Here are further definitions, descriptions and examples (I have supplied examples for the word of wisdom) as given in this article Overview of the Nine Gifts of The Holy Spirit by Rodney W. Francis and Alistair Taylor:

THE WORD OF WISDOM (1 Corinthians 12:8 ):

Definition: "The supernatural application of knowledge" (Rev. Dennis Bennett, U.S.A.).

"Wisdom" is "skill, cleverness, the right application of knowledge."

The Word of Wisdom gives us the skill in knowing how and when to minister accurately by the Holy Spirit into peoples' lives. It makes the timing right and enables the other Gifts to make a significant impact.

Examples: Joseph's insight as to the appropriate course of action given the interpretation to Pharoah's dream (cf. Gen 41:33-40); Jesus' confounding the Pharisees' 'taxes to Caesar' trap (cf. Matt 22:15-22); and James' direction for what should be done at the council of Jerusalem (cf. Acts 15:13-21)

THE WORD OF KNOWLEDGE (1 Corinthians 12:8 ):

Definition: "The revelation of facts past, present or future which were not learned through the efforts of the natural mind" (Rev. Dennis Bennett).

"God-given disclosures" (Michael Green).

Examples:

  • Jesus telling Peter where to find his taxation money - in a fish's mouth! (Matthew 17:27 ).
  • Ananias in the conversion of Paul (Acts 9,22 and 26).

  • Cornelius in finding Peter, who then was instrumental in bringing the Holy Spirit to the Gentiles (Acts 10 ).

The Purpose of The Word of Knowledge:

  • To bring supernatural encouragement.

  • To give confirmation to what God has already been saying or doing.

  • To give insight and understanding of what is ahead in the purposes of God.

  • To help in counselling/evangelistic situations.

  • To unlock hindrances to healing/unanswered prayers.

  • To give strategies in spiritual warfare.

  • To reveal where sin is being covered up.

  • To open up a meeting or situation for God to move.

share|improve this answer
add comment

Your Answer

 
discard

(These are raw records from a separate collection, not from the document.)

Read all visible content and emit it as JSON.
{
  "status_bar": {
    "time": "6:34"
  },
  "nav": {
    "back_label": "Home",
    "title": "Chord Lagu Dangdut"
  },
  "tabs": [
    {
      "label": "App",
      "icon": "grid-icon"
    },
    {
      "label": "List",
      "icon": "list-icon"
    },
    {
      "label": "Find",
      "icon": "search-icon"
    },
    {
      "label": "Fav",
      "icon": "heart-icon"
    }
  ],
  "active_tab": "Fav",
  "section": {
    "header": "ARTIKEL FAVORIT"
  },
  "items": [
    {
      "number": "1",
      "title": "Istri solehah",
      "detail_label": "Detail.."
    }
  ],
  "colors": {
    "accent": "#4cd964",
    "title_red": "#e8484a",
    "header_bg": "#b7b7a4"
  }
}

By posting your answer, you agree to the privacy policy and terms of service.

Not the answer you're looking for? Browse other questions tagged or ask your own question.